> [WORK INSTRUCTIONS] Go through the records and show each line where the word "kind" occurs.

> [RECORDS FOR PROCESSING]
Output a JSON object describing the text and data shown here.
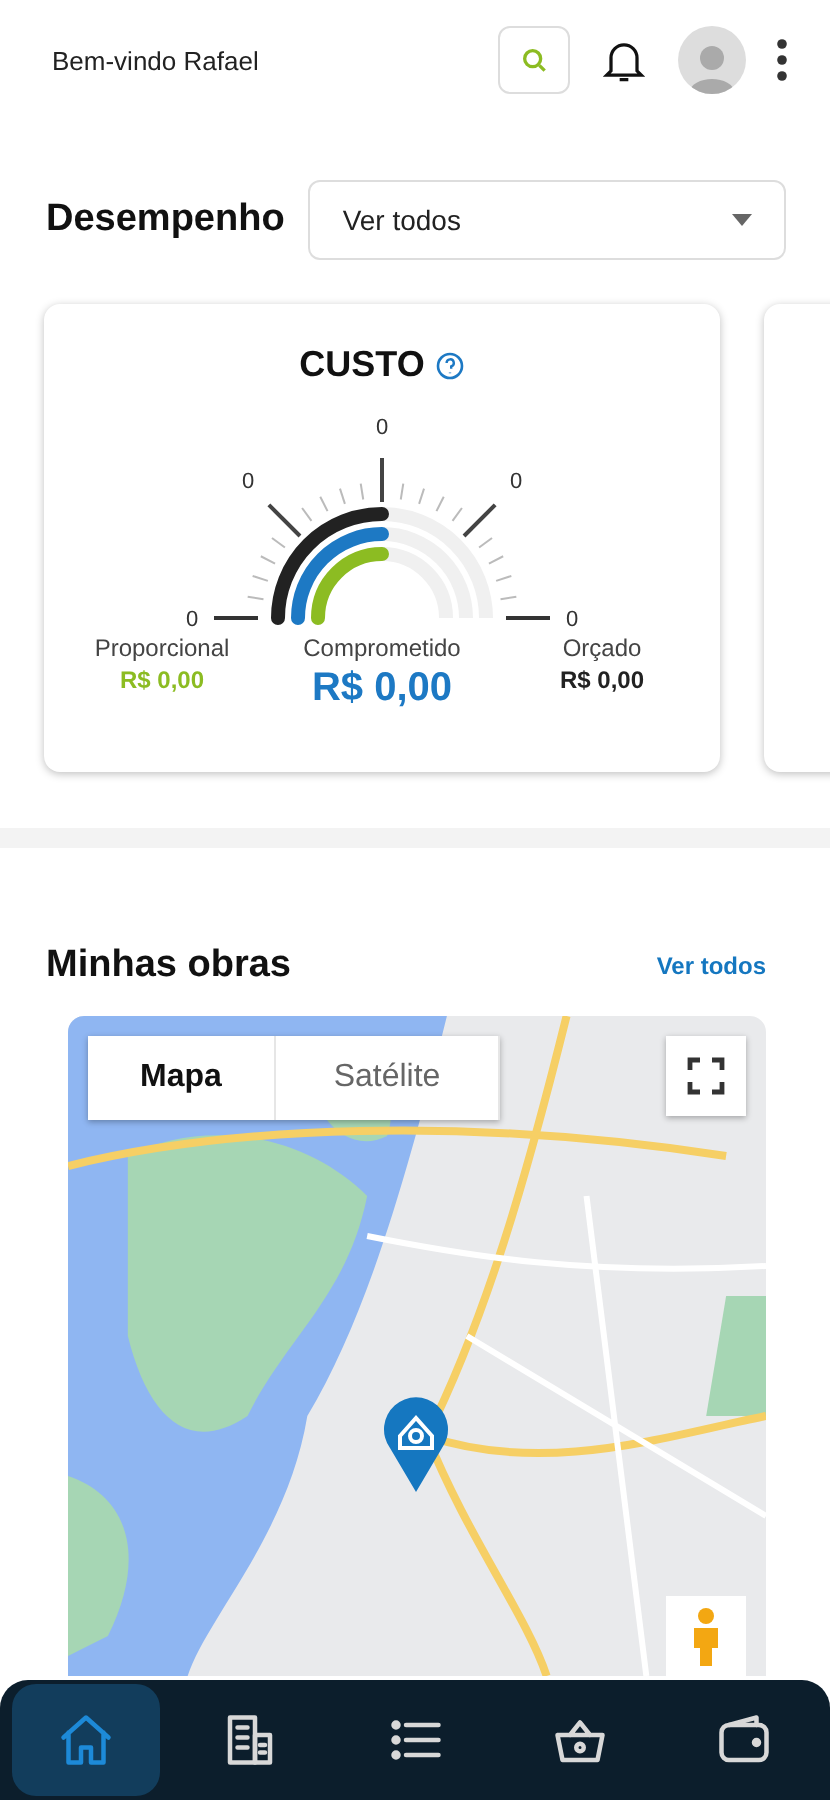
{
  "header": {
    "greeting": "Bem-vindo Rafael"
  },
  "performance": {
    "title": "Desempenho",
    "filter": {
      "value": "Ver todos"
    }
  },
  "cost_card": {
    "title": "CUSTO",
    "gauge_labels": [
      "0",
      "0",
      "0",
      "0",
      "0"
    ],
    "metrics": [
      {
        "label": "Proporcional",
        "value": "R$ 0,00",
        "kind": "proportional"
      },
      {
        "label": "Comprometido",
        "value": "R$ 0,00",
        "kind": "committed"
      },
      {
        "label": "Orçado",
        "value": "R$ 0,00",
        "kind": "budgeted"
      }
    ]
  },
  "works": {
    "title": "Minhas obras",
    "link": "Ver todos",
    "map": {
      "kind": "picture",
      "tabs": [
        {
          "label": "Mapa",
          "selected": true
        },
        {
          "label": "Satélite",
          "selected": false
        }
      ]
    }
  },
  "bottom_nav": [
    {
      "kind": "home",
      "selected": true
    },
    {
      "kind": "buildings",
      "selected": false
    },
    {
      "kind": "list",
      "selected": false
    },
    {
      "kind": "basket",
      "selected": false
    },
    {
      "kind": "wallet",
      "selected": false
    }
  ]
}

> [ANSWER SECTION]
        "kind": "proportional"
        "kind": "committed"
        "kind": "budgeted"
      "kind": "picture",
      "kind": "home",
      "kind": "buildings",
      "kind": "list",
      "kind": "basket",
      "kind": "wallet",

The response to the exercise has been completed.